Due to millennials’ worldwide desire for the plants, there has been an increase in theft and smuggling.
At the weekend, when I casually scrolled through Instagram stories, I was shocked to witness a crime being committed. Home CCTV footage of a man stealing my friend’s cactus cut short my routine frenzy of macha lattes and kid boomerangs. The cactus appeared to be flourishing when it was placed in a doorway in Clapham, south London—at least, it did until the thief swiftly snatched it out of its container. The bad guy understood what he was going for, therefore it was obvious that this was a targeted attack.
He may have been a part of a global criminal wave, it turns out. This week, two South Korean men in Cape Town were convicted guilty of smuggling 60,000 miniature succulents from South Africa and Namibia and were sentenced to significant fines and suspended jail terms. This conviction was the fourth of its kind in recent months.
It appears that millennials’ desire for decorative green houseplant “pets” has peaked. Succulent lunacy is well on its way to defining our own horticultural age, echoing the boom-and-bust calamity of tulip fever in 17th-century Holland.
Since it took this long, I must admit that I’m astonished. As a “millennial gardener” myself, I’ve seen the succulent fever develop over the past ten years (in a way that most succulents exposed to British temperatures and light levels rarely will). After beginning in 2013, crassulas, kalanchoes, and echeverias soon filled store shelves and were frequently dusted with glitter. These days, it’s almost impossible to get a coffee without having to consider the impending demise of the grossly overwatered haworthia in the center of the table.
Succulents and indoor plants are dear to millennials because they provide a concrete means of interacting with nature.

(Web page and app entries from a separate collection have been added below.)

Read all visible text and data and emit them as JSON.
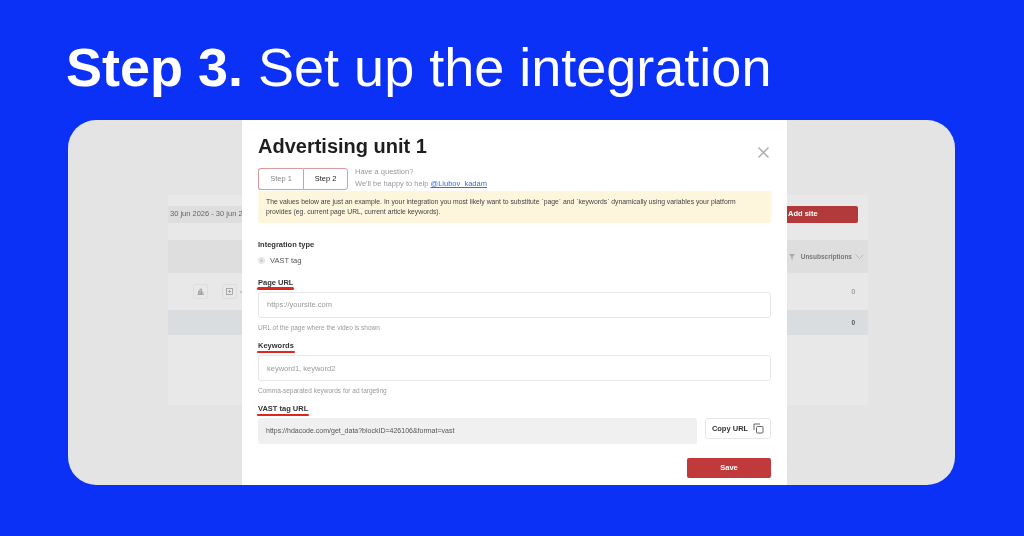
{
  "headline": "**Step 3.** Set up the integration",
  "background_app": {
    "date_range": "30 jun 2026 - 30 jun 2",
    "add_button": "Add site",
    "column_header": "Unsubscriptions",
    "rows": [
      {
        "kind": "data",
        "value": "0"
      },
      {
        "kind": "total",
        "value": "0"
      }
    ]
  },
  "modal": {
    "title": "Advertising unit 1",
    "steps": [
      {
        "label": "Step 1",
        "selected": false
      },
      {
        "label": "Step 2",
        "selected": true
      }
    ],
    "help": {
      "question": "Have a question?",
      "text": "We'll be happy to help",
      "link": "@Liubov_kadam"
    },
    "notice": "The values below are just an example. In your integration you most likely want to substitute `page` and `keywords` dynamically using variables your platform provides (eg. current page URL, current article keywords).",
    "integration_type": {
      "label": "Integration type",
      "options": [
        {
          "label": "VAST tag",
          "selected": true
        }
      ]
    },
    "fields": [
      {
        "label": "Page URL",
        "underlined": true,
        "placeholder": "https://yoursite.com",
        "hint": "URL of the page where the video is shown"
      },
      {
        "label": "Keywords",
        "underlined": true,
        "placeholder": "keyword1, keyword2",
        "hint": "Comma-separated keywords for ad targeting"
      }
    ],
    "vast": {
      "label": "VAST tag URL",
      "underlined": true,
      "value": "https://hdacode.com/get_data?blockID=426106&format=vast",
      "copy_button": "Copy URL"
    },
    "save_button": "Save"
  }
}
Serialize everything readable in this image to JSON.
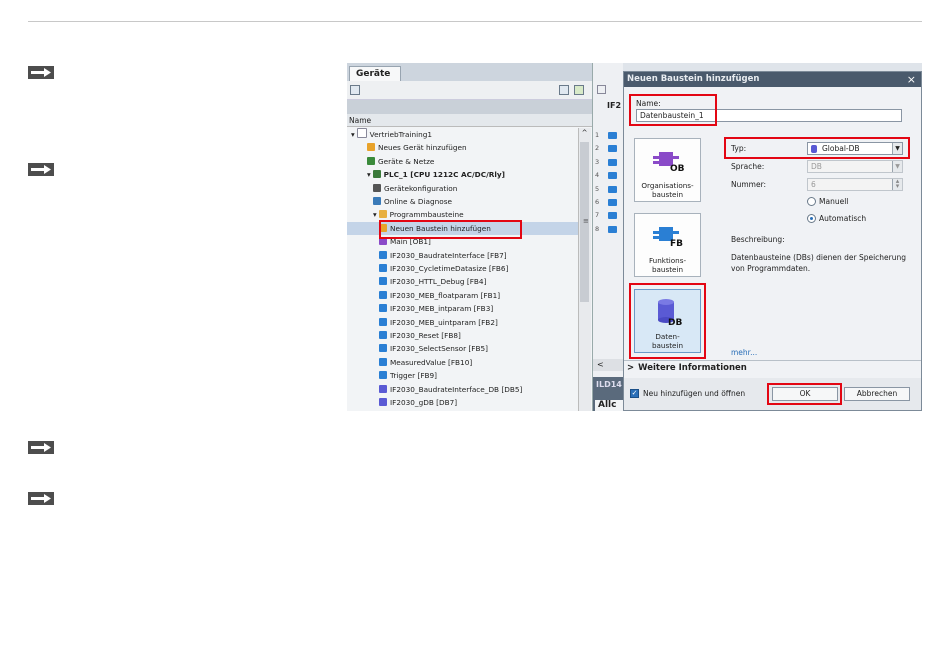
{
  "devices_panel": {
    "tab": "Geräte",
    "column_header": "Name",
    "tree": [
      {
        "label": "VertriebTraining1",
        "indent": 0,
        "icon": "doc-icon",
        "color": "#ffffff"
      },
      {
        "label": "Neues Gerät hinzufügen",
        "indent": 1,
        "icon": "add-device-icon",
        "color": "#e8a22a"
      },
      {
        "label": "Geräte & Netze",
        "indent": 1,
        "icon": "network-icon",
        "color": "#3a8a3a"
      },
      {
        "label": "PLC_1 [CPU 1212C AC/DC/Rly]",
        "indent": 1,
        "icon": "plc-icon",
        "color": "#3a7a3a",
        "bold": true
      },
      {
        "label": "Gerätekonfiguration",
        "indent": 2,
        "icon": "config-icon",
        "color": "#555555"
      },
      {
        "label": "Online & Diagnose",
        "indent": 2,
        "icon": "diagnostic-icon",
        "color": "#3a7ab8"
      },
      {
        "label": "Programmbausteine",
        "indent": 2,
        "icon": "folder-icon",
        "color": "#e8b040"
      },
      {
        "label": "Neuen Baustein hinzufügen",
        "indent": 3,
        "icon": "add-block-icon",
        "color": "#e8a22a"
      },
      {
        "label": "Main [OB1]",
        "indent": 3,
        "icon": "ob-icon",
        "color": "#8a4ac8"
      },
      {
        "label": "IF2030_BaudrateInterface [FB7]",
        "indent": 3,
        "icon": "fb-icon",
        "color": "#2a7fd4"
      },
      {
        "label": "IF2030_CycletimeDatasize [FB6]",
        "indent": 3,
        "icon": "fb-icon",
        "color": "#2a7fd4"
      },
      {
        "label": "IF2030_HTTL_Debug [FB4]",
        "indent": 3,
        "icon": "fb-icon",
        "color": "#2a7fd4"
      },
      {
        "label": "IF2030_MEB_floatparam [FB1]",
        "indent": 3,
        "icon": "fb-icon",
        "color": "#2a7fd4"
      },
      {
        "label": "IF2030_MEB_intparam [FB3]",
        "indent": 3,
        "icon": "fb-icon",
        "color": "#2a7fd4"
      },
      {
        "label": "IF2030_MEB_uintparam [FB2]",
        "indent": 3,
        "icon": "fb-icon",
        "color": "#2a7fd4"
      },
      {
        "label": "IF2030_Reset [FB8]",
        "indent": 3,
        "icon": "fb-icon",
        "color": "#2a7fd4"
      },
      {
        "label": "IF2030_SelectSensor [FB5]",
        "indent": 3,
        "icon": "fb-icon",
        "color": "#2a7fd4"
      },
      {
        "label": "MeasuredValue [FB10]",
        "indent": 3,
        "icon": "fb-icon",
        "color": "#2a7fd4"
      },
      {
        "label": "Trigger [FB9]",
        "indent": 3,
        "icon": "fb-icon",
        "color": "#2a7fd4"
      },
      {
        "label": "IF2030_BaudrateInterface_DB [DB5]",
        "indent": 3,
        "icon": "db-icon",
        "color": "#5a5ad4"
      },
      {
        "label": "IF2030_gDB [DB7]",
        "indent": 3,
        "icon": "db-icon",
        "color": "#5a5ad4"
      }
    ]
  },
  "middle_pane": {
    "header": "IF2",
    "rows": [
      "1",
      "2",
      "3",
      "4",
      "5",
      "6",
      "7",
      "8"
    ],
    "bottom_label": "ILD14",
    "bottom_tab": "Allc"
  },
  "dialog": {
    "title": "Neuen Baustein hinzufügen",
    "close": "×",
    "name_label": "Name:",
    "name_value": "Datenbaustein_1",
    "block_types": [
      {
        "badge": "OB",
        "label_line1": "Organisations-",
        "label_line2": "baustein",
        "color": "#8a4ac8"
      },
      {
        "badge": "FB",
        "label_line1": "Funktions-",
        "label_line2": "baustein",
        "color": "#2a7fd4"
      },
      {
        "badge": "DB",
        "label_line1": "Daten-",
        "label_line2": "baustein",
        "color": "#5a5ad4"
      }
    ],
    "type_label": "Typ:",
    "type_value": "Global-DB",
    "language_label": "Sprache:",
    "language_value": "DB",
    "number_label": "Nummer:",
    "number_value": "6",
    "radio_manual": "Manuell",
    "radio_auto": "Automatisch",
    "description_label": "Beschreibung:",
    "description_text_1": "Datenbausteine (DBs) dienen der Speicherung",
    "description_text_2": "von Programmdaten.",
    "more_link": "mehr...",
    "more_info": "Weitere Informationen",
    "open_checkbox": "Neu hinzufügen und öffnen",
    "ok_button": "OK",
    "cancel_button": "Abbrechen"
  },
  "colors": {
    "highlight": "#e30613",
    "dialog_title_bg": "#4a5a6c",
    "selection": "#c4d4e8"
  }
}
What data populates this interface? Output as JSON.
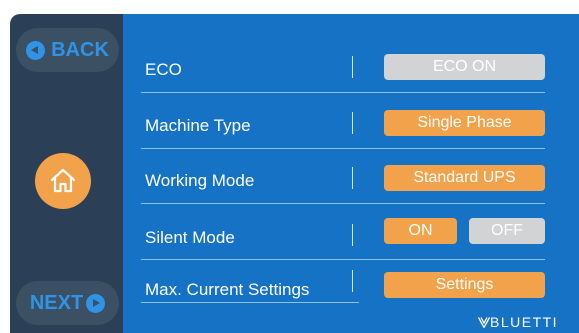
{
  "nav": {
    "back_label": "BACK",
    "next_label": "NEXT"
  },
  "settings": {
    "eco": {
      "label": "ECO",
      "button": "ECO ON"
    },
    "machine_type": {
      "label": "Machine Type",
      "button": "Single Phase"
    },
    "working_mode": {
      "label": "Working Mode",
      "button": "Standard UPS"
    },
    "silent_mode": {
      "label": "Silent Mode",
      "on_label": "ON",
      "off_label": "OFF"
    },
    "max_current": {
      "label": "Max. Current Settings",
      "button": "Settings"
    }
  },
  "brand": {
    "logo_text": "BLUETTI"
  },
  "colors": {
    "sidebar": "#2b4057",
    "main_panel": "#1672c4",
    "accent_orange": "#f2a24a",
    "nav_blue": "#2f93e8",
    "disabled_gray": "#d2d3d5"
  },
  "icons": [
    "back-arrow-icon",
    "next-arrow-icon",
    "home-icon"
  ]
}
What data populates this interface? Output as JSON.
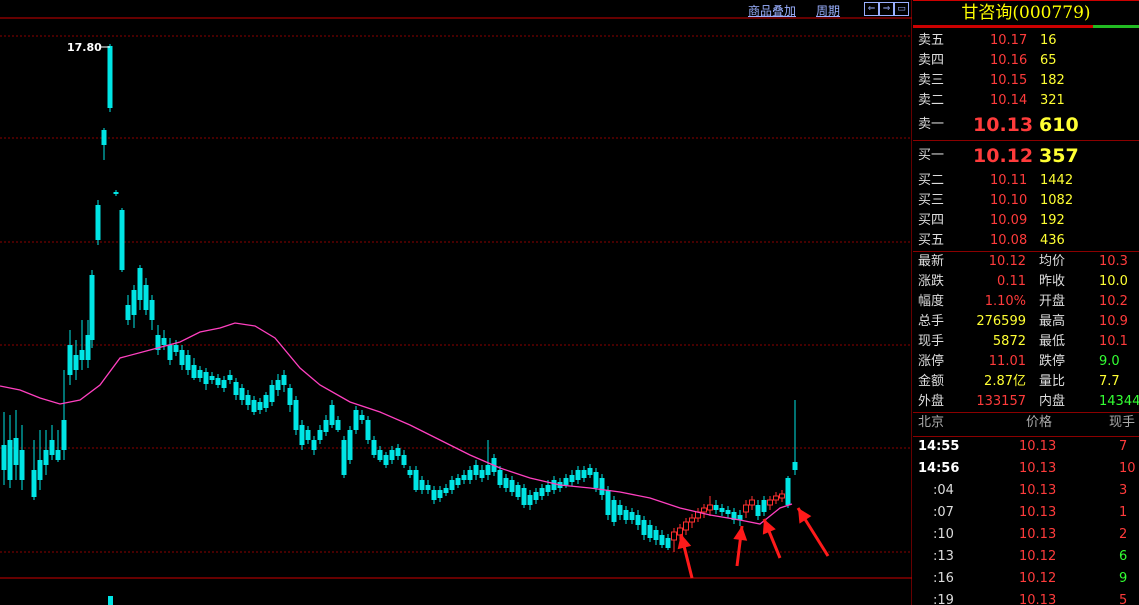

The important thing to understand about houseplant crazes is that they are cyclical, much like many other things we place in our homes. When my mother first did it in the 1970s, having little cacti and succulents in your room and hanging them up in macrame hangers was all the rage. Before that, the 1930s Hollywood celebrities who relocated to Palm Springs were fond of cacti. Since then, cactus rustling has been a concern, which is why the anti-plant trafficking Lacey Act was introduced in 1981. Not that it made much of a difference: by 2018, so many tall saguaros in Arizona were being uprooted at night that park rangers had to microchip their cactus.
For the staff at London’s Kew Gardens, who nurture three plants of each type before placing any on show, this is all depressingly familiar ground. An impossible-to-find small water lily was stolen from the glasshouses in 2014, and even a visit to Crimewatch couldn’t save it.
Not that our obsession with plants necessarily leads to crime. Frequently, it is only a dangerous activity. A few young Victorian women perished while searching for a rare species of fern, much like the unlucky individuals who plunge to their lives from cliffs while trying to take the perfect selfie. Teenage girls’ pteridomania, often known as “fern fever, was a common passion in the middle of the 19th century. The rituals involved searching the countryside with a trowel and an identification book before pressing their find with a coffee-table book. Rare plants were routinely uprooted from the ground, which always had an adverse effect on the local species.
The terrible part is that these crazes typically have excellent intentions hidden behind them. Because they provide a physical connection to nature that is lacking in a society that is becoming more and more reliant on screens, millennials are drawn to succulents and other houseplants. For the first time in generations, society had permitted those young Victorian women to venture outside and interact crudely with nature. Both groups had to put up with dwindling gardens and unreliable leased housing; in other words, they both really needed the quiet delight of seeing green leaves spread out all about them.
Humans are hard-wired to respond to nature, just like all other species. In Shetland, “green prescriptions” are given to those with mental-health disorders because it has been demonstrated that exposure to the outside world is so beneficial. Cactus crime frequently starts with a basic, understandable yearning for some greenery.